Bodley Head signs Kate Julian's sex recession investigation

Bodley Head signs Kate Julian's sex recession investigation

Bodley Head has signed The Sex Recession, on how modern society is disengaging from sexual intimacy, by Atlantic journalist Kate Julian. 

Stuart Williams, publishing director at Bodley Head, acquired UK rights from Chris Wellbelove at Aitken Alexander Associates, on behalf of Allison Devereux at The Cheney Agency. US rights were acquired by Daniel Loedel at Scribner. It is scheduled for publication in spring 2022.

Bodley Head said of The Sex Recession: How Modern Life is Complicating Intimacy: “Young people around the world are beginning their sex lives later and having sex less frequently than members of previous generations. In the US, young adults will have fewer sexual partners than their parents. In the UK, frequency of sex among young people is on the decline… Societies across the globe are recording similar trends. What is happening?”

The Sex Recession promises to be "a broad-reaching, global investigation, exploring issues such as distraction and inhibition, pornography and online dating, as well as bad sex and evolving consent culture". The Vintage imprint said: "It interrogates how these factors have diminished young people’s desire for physical intimacy and romantic relationships at a time when our culture has never been more open to sex. By bringing an intimate yet crucial subject out from behind closed doors, and exploring the phenomenon’s variegated roots and causes, The Sex Recession will be a step toward reconnection."

Julian is a senior editor at the Atlantic. Prior to joining the magazine, she was the deputy editor of the Washington Post’s Sunday Outlook section and the managing editor of the New Yorker. She has also worked at Slate and Lingua Franca.

Williams said: “Kate Julian writes about this major shift in human behaviour with tremendous insight, generosity and a truly global perspective. Her book will start a lot of conversations and go a long way to providing answers.”
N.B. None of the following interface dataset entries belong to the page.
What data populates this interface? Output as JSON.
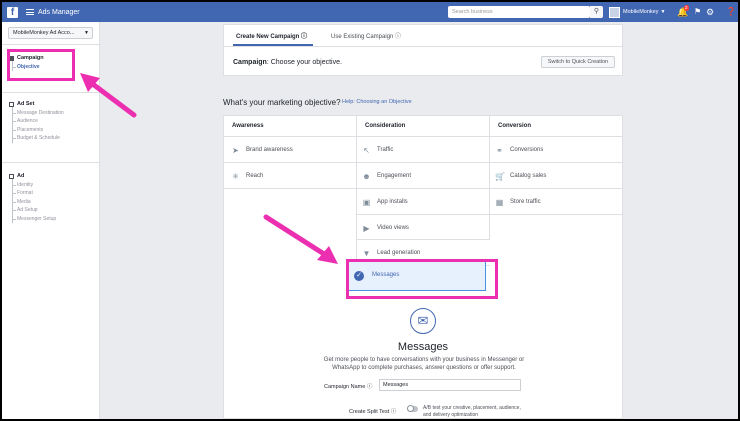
{
  "topbar": {
    "logo": "f",
    "app_title": "Ads Manager",
    "search_placeholder": "Search business",
    "search_icon": "search-icon",
    "user_name": "MobileMonkey",
    "notification_count": "2"
  },
  "sidebar": {
    "account": "MobileMonkey Ad Acco...",
    "campaign": {
      "title": "Campaign",
      "items": [
        "Objective"
      ]
    },
    "adset": {
      "title": "Ad Set",
      "items": [
        "Message Destination",
        "Audience",
        "Placements",
        "Budget & Schedule"
      ]
    },
    "ad": {
      "title": "Ad",
      "items": [
        "Identity",
        "Format",
        "Media",
        "Ad Setup",
        "Messenger Setup"
      ]
    }
  },
  "tabs": {
    "create_new": "Create New Campaign",
    "use_existing": "Use Existing Campaign"
  },
  "campaign_row": {
    "label": "Campaign",
    "text": ": Choose your objective.",
    "quick_button": "Switch to Quick Creation"
  },
  "objective": {
    "question": "What's your marketing objective?",
    "help": "Help: Choosing an Objective"
  },
  "columns": {
    "awareness": {
      "title": "Awareness",
      "items": [
        "Brand awareness",
        "Reach"
      ]
    },
    "consideration": {
      "title": "Consideration",
      "items": [
        "Traffic",
        "Engagement",
        "App installs",
        "Video views",
        "Lead generation",
        "Messages"
      ]
    },
    "conversion": {
      "title": "Conversion",
      "items": [
        "Conversions",
        "Catalog sales",
        "Store traffic"
      ]
    }
  },
  "selected": {
    "title": "Messages",
    "description": "Get more people to have conversations with your business in Messenger or WhatsApp to complete purchases, answer questions or offer support."
  },
  "form": {
    "campaign_name_label": "Campaign Name",
    "campaign_name_value": "Messages",
    "split_test_label": "Create Split Test",
    "split_test_desc": "A/B test your creative, placement, audience, and delivery optimization"
  },
  "colors": {
    "accent": "#4267b2",
    "annotation": "#ec2fb1"
  }
}
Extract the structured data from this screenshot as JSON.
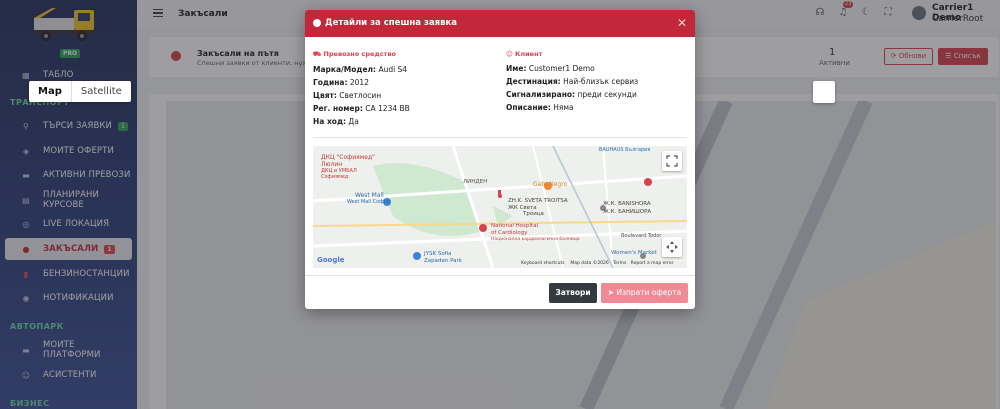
{
  "sidebar": {
    "pro_badge": "PRO",
    "dashboard": "ТАБЛО",
    "sections": {
      "transport": "ТРАНСПОРТ",
      "fleet": "АВТОПАРК",
      "business": "БИЗНЕС"
    },
    "items": [
      {
        "label": "ТЪРСИ ЗАЯВКИ",
        "count": "1",
        "icon": "search-icon"
      },
      {
        "label": "МОИТЕ ОФЕРТИ",
        "icon": "tag-icon"
      },
      {
        "label": "АКТИВНИ ПРЕВОЗИ",
        "icon": "truck-icon"
      },
      {
        "label": "ПЛАНИРАНИ КУРСОВЕ",
        "icon": "calendar-icon"
      },
      {
        "label": "LIVE ЛОКАЦИЯ",
        "icon": "target-icon"
      },
      {
        "label": "ЗАКЪСАЛИ",
        "count": "1",
        "icon": "alert-icon"
      },
      {
        "label": "БЕНЗИНОСТАНЦИИ",
        "icon": "fuel-icon"
      },
      {
        "label": "НОТИФИКАЦИИ",
        "icon": "bell-icon"
      }
    ],
    "fleet_items": [
      {
        "label": "МОИТЕ ПЛАТФОРМИ",
        "icon": "truck-icon"
      },
      {
        "label": "АСИСТЕНТИ",
        "icon": "user-icon"
      }
    ]
  },
  "topbar": {
    "title": "Закъсали",
    "notif_count": "23",
    "user_name": "Carrier1 Demo",
    "user_role": "CarrierRoot"
  },
  "page": {
    "card_title": "Закъсали на пътя",
    "card_sub": "Спешни заявки от клиенти, нуждае",
    "active_count": "1",
    "active_label": "Активни",
    "refresh": "Обнови",
    "list": "Списък",
    "map_types": [
      "Map",
      "Satellite"
    ]
  },
  "modal": {
    "title": "Детайли за спешна заявка",
    "vehicle_header": "Превозно средство",
    "client_header": "Клиент",
    "vehicle": [
      {
        "k": "Марка/Модел:",
        "v": "Audi S4"
      },
      {
        "k": "Година:",
        "v": "2012"
      },
      {
        "k": "Цвят:",
        "v": "Светлосин"
      },
      {
        "k": "Рег. номер:",
        "v": "CA 1234 BB"
      },
      {
        "k": "На ход:",
        "v": "Да"
      }
    ],
    "client": [
      {
        "k": "Име:",
        "v": "Customer1 Demo"
      },
      {
        "k": "Дестинация:",
        "v": "Най-близък сервиз"
      },
      {
        "k": "Сигнализирано:",
        "v": "преди секунди"
      },
      {
        "k": "Описание:",
        "v": "Няма"
      }
    ],
    "map_labels": {
      "poi1": "ДКЦ \"Софиямед\"",
      "poi1b": "Люлин",
      "poi1c": "ДКЦ и УМБАЛ",
      "poi1d": "Софиямед",
      "westmall": "West Mall",
      "westmall2": "West Mall София",
      "gato": "Gato Negro",
      "troitsa": "ЖК Света",
      "troitsa2": "Троица",
      "troitsa3": "ZH.K. SVETA TROITSA",
      "banishora": "Ж.К. BANISHORA",
      "banishora2": "Ж.К. БАНИШОРА",
      "hospital": "National Hospital",
      "hospital2": "of Cardiology",
      "hospital3": "Национална кардиологична болница",
      "jysk": "JYSK Sofia",
      "jysk2": "Zapaden Park",
      "womens": "Women's Market",
      "lyulin": "ЛИНДЕН",
      "bauhaus": "BAUHAUS България",
      "bvd": "Boulevard Todor",
      "google": "Google",
      "shortcuts": "Keyboard shortcuts",
      "mapdata": "Map data ©2026",
      "terms": "Terms",
      "report": "Report a map error"
    },
    "close": "Затвори",
    "send_offer": "Изпрати оферта"
  },
  "colors": {
    "accent": "#c3283a",
    "sidebar": "#2d3f7c",
    "green": "#2ea45a"
  }
}
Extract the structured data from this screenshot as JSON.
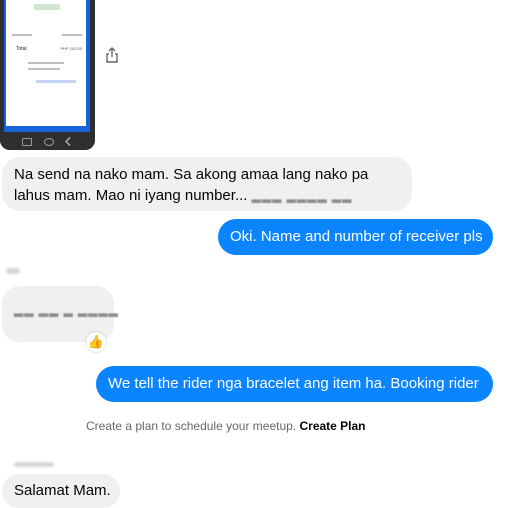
{
  "conversation": {
    "attachment": {
      "receipt_total_label": "Total",
      "receipt_total_value": "PHP 102.00"
    },
    "messages": [
      {
        "sender": "other",
        "line1": "Na send na nako mam. Sa akong amaa lang nako pa",
        "line2": "lahus mam. Mao ni iyang number..."
      },
      {
        "sender": "me",
        "text": "Oki. Name and number of receiver pls"
      },
      {
        "sender": "other",
        "line1": "",
        "line2": ""
      },
      {
        "sender": "me",
        "text": "We tell the rider nga bracelet ang item ha. Booking rider"
      },
      {
        "sender": "other",
        "text": "Salamat Mam."
      }
    ],
    "plan_prompt": {
      "text": "Create a plan to schedule your meetup.",
      "link_label": "Create Plan"
    },
    "reaction_emoji": "👍"
  },
  "colors": {
    "incoming_bubble": "#f0f0f0",
    "outgoing_bubble": "#0b84ff",
    "phone_accent": "#1565d8"
  }
}
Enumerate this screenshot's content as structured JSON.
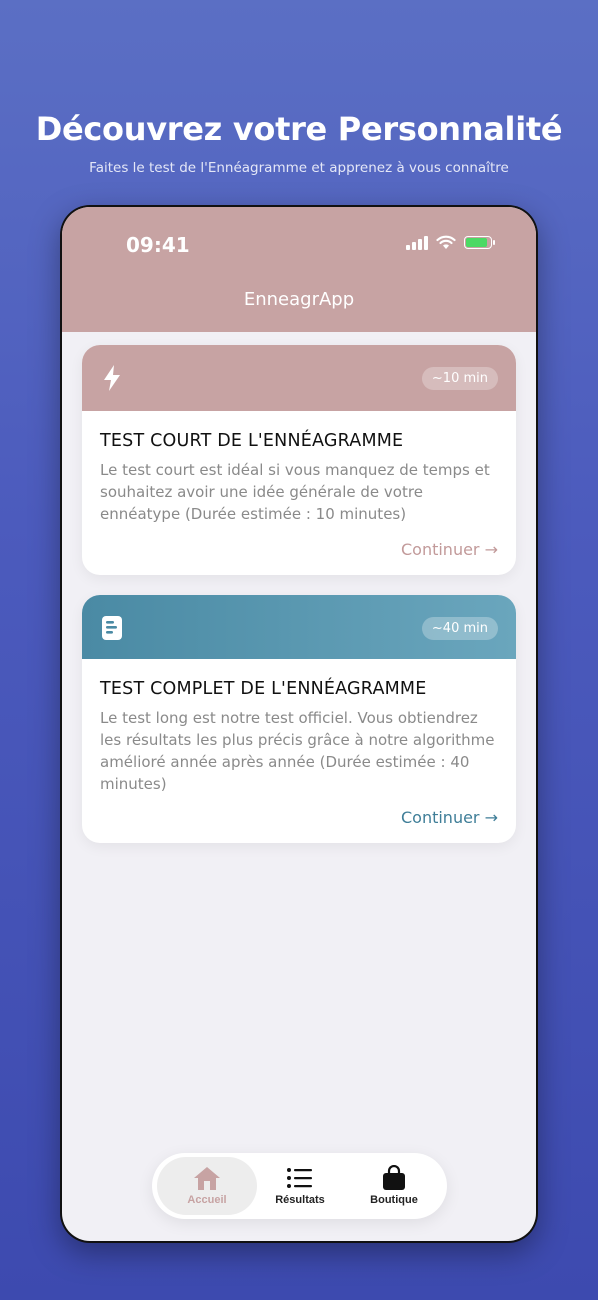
{
  "hero": {
    "title": "Découvrez votre Personnalité",
    "subtitle": "Faites le test de l'Ennéagramme et apprenez à vous connaître"
  },
  "status_bar": {
    "time": "09:41"
  },
  "header": {
    "app_title": "EnneagrApp"
  },
  "cards": [
    {
      "icon": "lightning-bolt-icon",
      "duration_badge": "~10 min",
      "title": "TEST COURT DE L'ENNÉAGRAMME",
      "description": "Le test court est idéal si vous manquez de temps et souhaitez avoir une idée générale de votre ennéatype (Durée estimée : 10 minutes)",
      "link_label": "Continuer →"
    },
    {
      "icon": "document-icon",
      "duration_badge": "~40 min",
      "title": "TEST COMPLET DE L'ENNÉAGRAMME",
      "description": "Le test long est notre test officiel. Vous obtiendrez les résultats les plus précis grâce à notre algorithme amélioré année après année (Durée estimée : 40 minutes)",
      "link_label": "Continuer →"
    }
  ],
  "tabbar": {
    "items": [
      {
        "label": "Accueil",
        "icon": "home-icon",
        "active": true
      },
      {
        "label": "Résultats",
        "icon": "list-icon",
        "active": false
      },
      {
        "label": "Boutique",
        "icon": "shopping-bag-icon",
        "active": false
      }
    ]
  },
  "colors": {
    "primary_rose": "#c7a3a3",
    "teal": "#4a8aa4",
    "background_blue": "#4c5bbd"
  }
}
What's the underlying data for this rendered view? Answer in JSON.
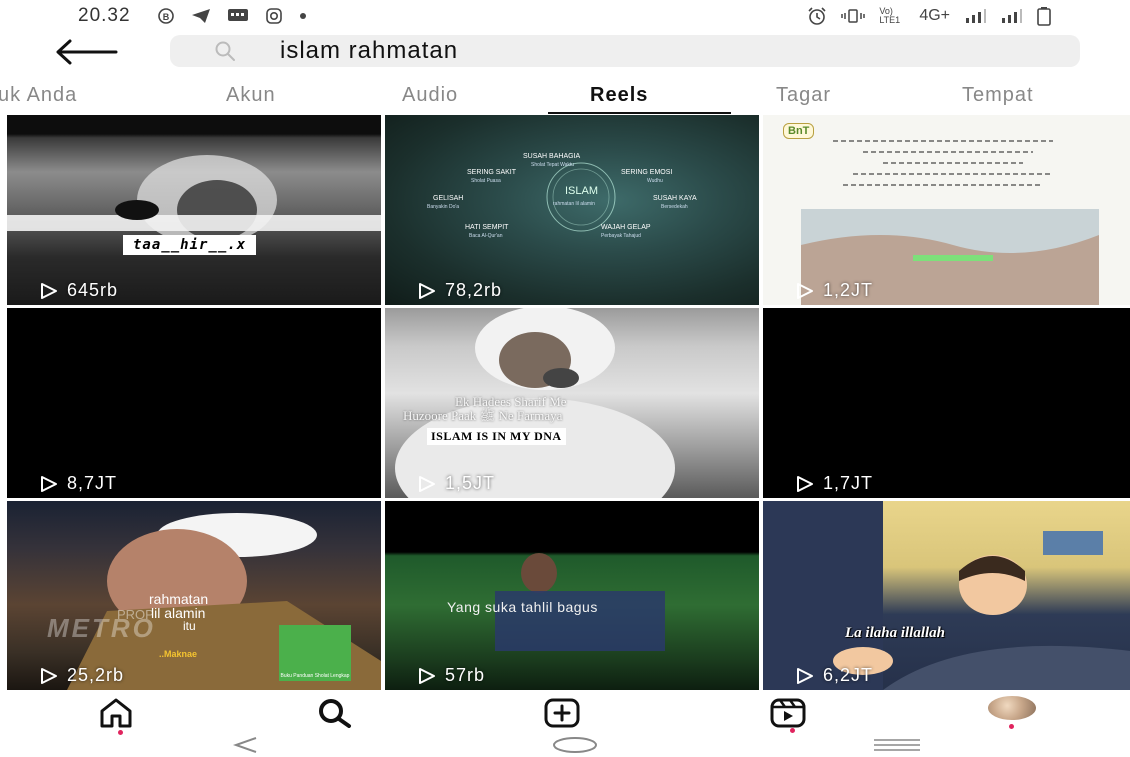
{
  "status_bar": {
    "time": "20.32",
    "left_icons": [
      "b-circle-icon",
      "telegram-icon",
      "message-icon",
      "instagram-icon",
      "dot-icon"
    ],
    "network_label": "4G+",
    "volte_label": "Vo) LTE1"
  },
  "search": {
    "query": "islam rahmatan"
  },
  "tabs": [
    {
      "label": "Untuk Anda",
      "display": "uk Anda",
      "active": false
    },
    {
      "label": "Akun",
      "active": false
    },
    {
      "label": "Audio",
      "active": false
    },
    {
      "label": "Reels",
      "active": true
    },
    {
      "label": "Tagar",
      "active": false
    },
    {
      "label": "Tempat",
      "active": false
    }
  ],
  "reels": [
    {
      "views": "645rb",
      "caption": "taa__hir__.x"
    },
    {
      "views": "78,2rb",
      "title": "ISLAM",
      "subtitle": "rahmatan lil alamin",
      "labels": [
        "SUSAH BAHAGIA",
        "Sholat Tepat Waktu",
        "SERING SAKIT",
        "Sholat Puasa",
        "SERING EMOSI",
        "Wudhu",
        "GELISAH",
        "Banyakin Do'a",
        "SUSAH KAYA",
        "Bersedekah",
        "HATI SEMPIT",
        "Baca Al-Qur'an",
        "WAJAH GELAP",
        "Perbayak Tahajud"
      ]
    },
    {
      "views": "1,2JT",
      "logo": "BnT"
    },
    {
      "views": "8,7JT"
    },
    {
      "views": "1,5JT",
      "line1": "Ek Hadees Sharif Me",
      "line2": "Huzoore Paak ﷺ Ne Farmaya",
      "banner": "ISLAM IS IN MY DNA"
    },
    {
      "views": "1,7JT"
    },
    {
      "views": "25,2rb",
      "line1": "rahmatan",
      "line2": "lil alamin",
      "line3": "itu",
      "watermark": "METRO",
      "prop": "PROP",
      "book": "Buku Panduan Sholat Lengkap",
      "brand": "..Maknae"
    },
    {
      "views": "57rb",
      "caption": "Yang suka tahlil bagus"
    },
    {
      "views": "6,2JT",
      "caption": "La ilaha illallah"
    }
  ],
  "bottom_nav": [
    "home-icon",
    "search-icon",
    "create-icon",
    "reels-icon",
    "profile-avatar"
  ],
  "colors": {
    "accent": "#e0245e",
    "tab_active": "#111111",
    "tab_inactive": "#888888",
    "search_bg": "#efefef"
  }
}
Julian added: “When I set out to write for the Atlantic last year about how young adults seemed to be retreating from sex and romance, I realised that I could not do the topic justice at magazine scale. To fully consider the phenomenon’s causes—among them, a growing sense of economic precarity and pessimism regarding the future, changing sexual mores, and mental health trends—would fill a book. I’m honoured that Scribner and Bodley Head are giving me the opportunity to do that.”